» WORK TO COMPLETE:
This exercise calls for a copy of every line in the listing below that carries the word "kind".

» RECORDS SUPPLIED:
= = = = =

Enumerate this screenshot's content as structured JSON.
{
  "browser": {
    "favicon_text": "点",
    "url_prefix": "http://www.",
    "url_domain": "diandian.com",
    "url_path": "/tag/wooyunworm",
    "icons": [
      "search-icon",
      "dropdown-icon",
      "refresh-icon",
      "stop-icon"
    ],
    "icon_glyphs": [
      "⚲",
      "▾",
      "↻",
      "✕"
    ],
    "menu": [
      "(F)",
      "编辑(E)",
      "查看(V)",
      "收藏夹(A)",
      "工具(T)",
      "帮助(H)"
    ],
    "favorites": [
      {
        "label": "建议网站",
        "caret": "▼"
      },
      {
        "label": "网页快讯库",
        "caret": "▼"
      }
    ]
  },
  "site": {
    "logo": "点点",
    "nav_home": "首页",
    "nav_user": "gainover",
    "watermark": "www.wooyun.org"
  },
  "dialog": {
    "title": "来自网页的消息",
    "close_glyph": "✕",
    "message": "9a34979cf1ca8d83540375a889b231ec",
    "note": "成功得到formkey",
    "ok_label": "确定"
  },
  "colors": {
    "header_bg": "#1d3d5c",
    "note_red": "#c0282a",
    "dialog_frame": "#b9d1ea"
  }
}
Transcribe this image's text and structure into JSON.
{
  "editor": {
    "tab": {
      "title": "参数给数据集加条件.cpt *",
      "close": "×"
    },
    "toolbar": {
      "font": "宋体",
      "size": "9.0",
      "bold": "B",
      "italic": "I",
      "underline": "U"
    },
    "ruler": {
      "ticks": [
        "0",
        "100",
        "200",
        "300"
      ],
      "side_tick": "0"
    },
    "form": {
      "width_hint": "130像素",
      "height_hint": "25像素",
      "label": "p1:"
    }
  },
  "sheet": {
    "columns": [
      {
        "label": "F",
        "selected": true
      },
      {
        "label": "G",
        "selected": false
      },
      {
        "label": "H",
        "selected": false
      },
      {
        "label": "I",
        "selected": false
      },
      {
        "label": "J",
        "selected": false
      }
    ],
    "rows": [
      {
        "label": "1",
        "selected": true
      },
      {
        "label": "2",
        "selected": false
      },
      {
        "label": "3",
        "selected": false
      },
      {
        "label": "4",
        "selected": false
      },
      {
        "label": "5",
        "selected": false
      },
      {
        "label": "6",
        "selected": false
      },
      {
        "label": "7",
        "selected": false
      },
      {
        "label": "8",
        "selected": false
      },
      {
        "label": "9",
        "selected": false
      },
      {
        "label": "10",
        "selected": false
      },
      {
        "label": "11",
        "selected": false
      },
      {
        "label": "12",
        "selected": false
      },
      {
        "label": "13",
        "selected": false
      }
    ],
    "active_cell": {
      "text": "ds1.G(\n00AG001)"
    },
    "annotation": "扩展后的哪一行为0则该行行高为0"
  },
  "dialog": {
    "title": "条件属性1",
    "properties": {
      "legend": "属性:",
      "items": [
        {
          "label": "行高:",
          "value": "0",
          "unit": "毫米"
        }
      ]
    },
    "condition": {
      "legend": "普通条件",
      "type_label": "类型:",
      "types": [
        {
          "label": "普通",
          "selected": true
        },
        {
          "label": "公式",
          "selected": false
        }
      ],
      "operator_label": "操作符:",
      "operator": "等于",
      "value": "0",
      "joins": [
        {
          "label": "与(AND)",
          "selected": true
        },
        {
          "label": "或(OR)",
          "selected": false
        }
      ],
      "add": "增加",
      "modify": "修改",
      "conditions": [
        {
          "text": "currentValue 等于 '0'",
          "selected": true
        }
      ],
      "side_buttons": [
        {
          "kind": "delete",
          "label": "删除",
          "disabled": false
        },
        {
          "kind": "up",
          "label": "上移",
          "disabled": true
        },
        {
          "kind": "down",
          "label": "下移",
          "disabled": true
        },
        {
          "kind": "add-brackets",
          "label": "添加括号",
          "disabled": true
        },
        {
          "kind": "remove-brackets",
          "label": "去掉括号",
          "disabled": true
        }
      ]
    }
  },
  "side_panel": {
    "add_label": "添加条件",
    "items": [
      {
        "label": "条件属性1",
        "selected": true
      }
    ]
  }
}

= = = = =

» RESULT OF THIS TASK:
          "kind": "delete",
          "kind": "up",
          "kind": "down",
          "kind": "add-brackets",
          "kind": "remove-brackets",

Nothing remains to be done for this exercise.